Wal-Mart is talking about e-commerce as a way to grow the retailer, but it's unclear how long it'll take to move the needle on the company's sales.
When Wal-Mart reported its earnings on Thursday it noted that global e-commerce sales were up 27 percent for the first quarter. But hard numbers take some remedial math and guess work.
The company said that e-commerce was 0.3 percent of U.S. sales of $67.85 billion, or $203.5 million. International e-commerce sales are lumped in with overall sales and largely remain a mystery.
Nevertheless, Wal-Mart highlighted the following:
- E-commerce is about .3 percent of U.S. sales.
- "Our e-commerce business delivered double-digit sales growth and contributed approximately 30 basis points to total Wal-Mart U.S. comp sales," said Bill Simon, CEO of Wal-Mart U.S. "Approximately two-thirds came from the walmart.com fulfilled sales and the remainder from store fulfilled orders. We saw particular strength in home, hardlines, toys and seasonal, and apparel, which was somewhat offset by softer results in electronics."
- E-commerce sales for Sam's Clubs are 0.2 percent of the first quarter sales pie of $12.2 billion excluding fuel.
- In the U.K., Wal-Mart's Asda's Click & Collect online grocery home shopping business has a market share of more than 19 percent. E-commerce sales were up 19 percent in the first quarter.
- In China, the company's Yihaodian e-commerce effort saw traffic surge in triple digits and has 3 million items available.
- Wal-Mart will invest 2 cents a share to 4 cents a share of its earnings in e-commerce investments.
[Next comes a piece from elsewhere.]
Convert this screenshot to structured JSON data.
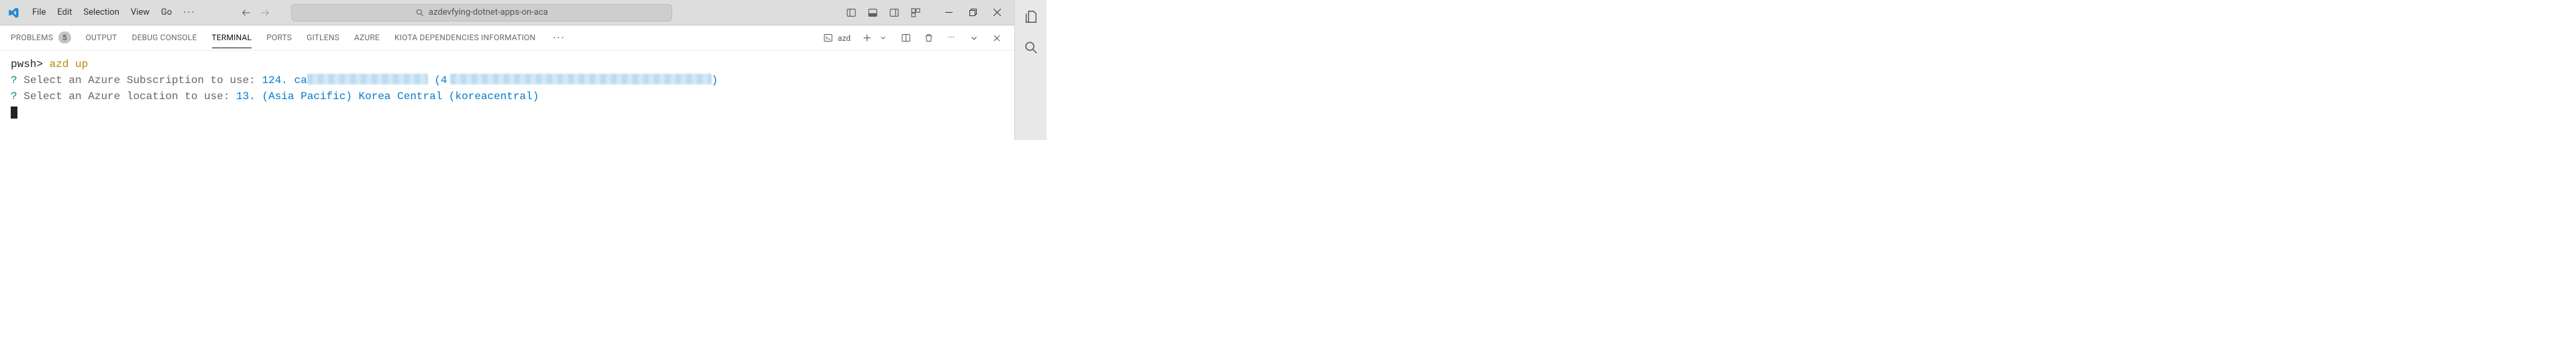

The most pressing issue for Wal-Mart is that it has to meld e-commerce with physical sales and generate a virtuous cycle. The jury will be out on Wal-Mart's ability to use e-commerce to turbo charge the overall business for the foreseeable future.